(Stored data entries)
▬▬▬▬▬▬▬▬▬▬
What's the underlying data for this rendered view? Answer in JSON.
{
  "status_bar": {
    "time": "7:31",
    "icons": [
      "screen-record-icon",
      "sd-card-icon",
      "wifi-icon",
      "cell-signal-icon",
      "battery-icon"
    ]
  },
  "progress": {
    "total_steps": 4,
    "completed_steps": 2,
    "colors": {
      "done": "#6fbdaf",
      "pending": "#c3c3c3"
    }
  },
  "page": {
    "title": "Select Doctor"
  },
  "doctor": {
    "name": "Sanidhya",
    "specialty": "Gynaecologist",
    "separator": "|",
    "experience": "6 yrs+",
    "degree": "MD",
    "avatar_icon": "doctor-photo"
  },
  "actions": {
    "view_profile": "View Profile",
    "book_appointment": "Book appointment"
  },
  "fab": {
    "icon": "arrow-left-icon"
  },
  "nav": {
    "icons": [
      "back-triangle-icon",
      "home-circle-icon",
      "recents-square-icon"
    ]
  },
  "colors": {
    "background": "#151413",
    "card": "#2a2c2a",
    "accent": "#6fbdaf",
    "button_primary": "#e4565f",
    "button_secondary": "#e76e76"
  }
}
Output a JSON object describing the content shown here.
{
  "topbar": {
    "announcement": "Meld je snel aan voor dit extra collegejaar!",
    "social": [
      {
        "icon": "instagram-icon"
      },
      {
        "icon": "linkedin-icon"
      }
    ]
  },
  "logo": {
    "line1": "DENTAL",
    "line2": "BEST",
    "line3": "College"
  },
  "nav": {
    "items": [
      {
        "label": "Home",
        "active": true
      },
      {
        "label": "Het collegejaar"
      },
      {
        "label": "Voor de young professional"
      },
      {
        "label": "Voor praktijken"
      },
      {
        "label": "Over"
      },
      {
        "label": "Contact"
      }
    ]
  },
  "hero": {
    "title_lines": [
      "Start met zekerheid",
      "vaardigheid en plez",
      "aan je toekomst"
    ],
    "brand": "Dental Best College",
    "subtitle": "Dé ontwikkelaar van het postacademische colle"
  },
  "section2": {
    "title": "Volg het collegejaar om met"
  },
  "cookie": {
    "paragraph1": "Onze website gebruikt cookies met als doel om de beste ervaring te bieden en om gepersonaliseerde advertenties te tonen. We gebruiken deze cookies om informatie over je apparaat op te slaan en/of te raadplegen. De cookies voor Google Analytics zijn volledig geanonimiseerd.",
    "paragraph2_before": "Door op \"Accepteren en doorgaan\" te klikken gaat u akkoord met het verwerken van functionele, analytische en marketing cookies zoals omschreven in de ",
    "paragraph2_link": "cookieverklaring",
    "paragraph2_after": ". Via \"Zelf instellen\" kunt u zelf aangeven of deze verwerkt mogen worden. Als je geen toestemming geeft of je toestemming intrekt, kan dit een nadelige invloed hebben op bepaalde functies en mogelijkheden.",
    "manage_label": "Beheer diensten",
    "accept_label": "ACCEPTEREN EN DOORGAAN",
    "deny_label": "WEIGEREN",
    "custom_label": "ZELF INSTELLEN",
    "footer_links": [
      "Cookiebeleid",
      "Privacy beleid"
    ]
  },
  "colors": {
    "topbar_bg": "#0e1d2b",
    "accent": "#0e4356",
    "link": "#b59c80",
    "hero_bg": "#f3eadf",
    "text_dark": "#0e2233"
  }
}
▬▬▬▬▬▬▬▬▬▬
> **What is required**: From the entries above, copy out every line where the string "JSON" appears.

> **Result for this exercise**:
What's the underlying data for this rendered view? Answer in JSON.
Output a JSON object describing the content shown here.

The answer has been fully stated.